» PROBLEM TO WORK ON
When a record contains an image, skip the image and retype the rest of that record exactly.

» AVAILABLE DATA
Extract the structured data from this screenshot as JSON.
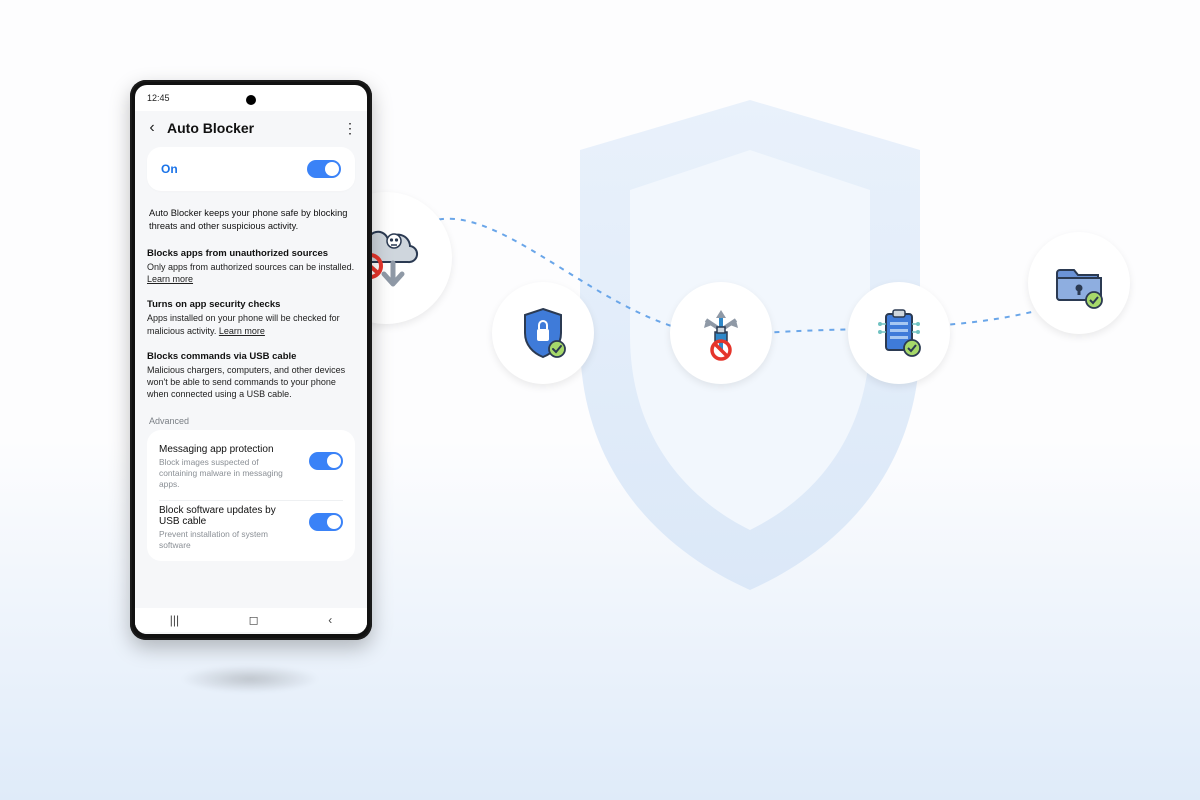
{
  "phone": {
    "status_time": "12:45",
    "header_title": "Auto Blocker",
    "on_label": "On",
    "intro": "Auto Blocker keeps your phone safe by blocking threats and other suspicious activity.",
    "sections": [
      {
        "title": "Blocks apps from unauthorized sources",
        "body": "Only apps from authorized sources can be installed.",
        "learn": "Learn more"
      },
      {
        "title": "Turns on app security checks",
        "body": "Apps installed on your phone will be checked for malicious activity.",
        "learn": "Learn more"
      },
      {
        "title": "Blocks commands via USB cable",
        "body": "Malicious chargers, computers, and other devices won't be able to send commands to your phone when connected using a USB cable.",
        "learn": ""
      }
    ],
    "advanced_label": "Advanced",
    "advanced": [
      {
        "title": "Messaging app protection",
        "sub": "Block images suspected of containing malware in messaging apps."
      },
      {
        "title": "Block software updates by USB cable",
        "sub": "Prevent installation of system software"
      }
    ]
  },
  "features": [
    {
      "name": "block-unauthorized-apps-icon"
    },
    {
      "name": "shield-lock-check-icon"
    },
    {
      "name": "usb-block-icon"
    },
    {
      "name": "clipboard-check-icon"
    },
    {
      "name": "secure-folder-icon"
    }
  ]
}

» TASK RESULT
Extract the structured data from this screenshot as JSON.
{
  "phone": {
    "status_time": "12:45",
    "header_title": "Auto Blocker",
    "on_label": "On",
    "intro": "Auto Blocker keeps your phone safe by blocking threats and other suspicious activity.",
    "sections": [
      {
        "title": "Blocks apps from unauthorized sources",
        "body": "Only apps from authorized sources can be installed.",
        "learn": "Learn more"
      },
      {
        "title": "Turns on app security checks",
        "body": "Apps installed on your phone will be checked for malicious activity.",
        "learn": "Learn more"
      },
      {
        "title": "Blocks commands via USB cable",
        "body": "Malicious chargers, computers, and other devices won't be able to send commands to your phone when connected using a USB cable.",
        "learn": ""
      }
    ],
    "advanced_label": "Advanced",
    "advanced": [
      {
        "title": "Messaging app protection",
        "sub": "Block images suspected of containing malware in messaging apps."
      },
      {
        "title": "Block software updates by USB cable",
        "sub": "Prevent installation of system software"
      }
    ]
  },
  "features": [
    {
      "name": "block-unauthorized-apps-icon"
    },
    {
      "name": "shield-lock-check-icon"
    },
    {
      "name": "usb-block-icon"
    },
    {
      "name": "clipboard-check-icon"
    },
    {
      "name": "secure-folder-icon"
    }
  ]
}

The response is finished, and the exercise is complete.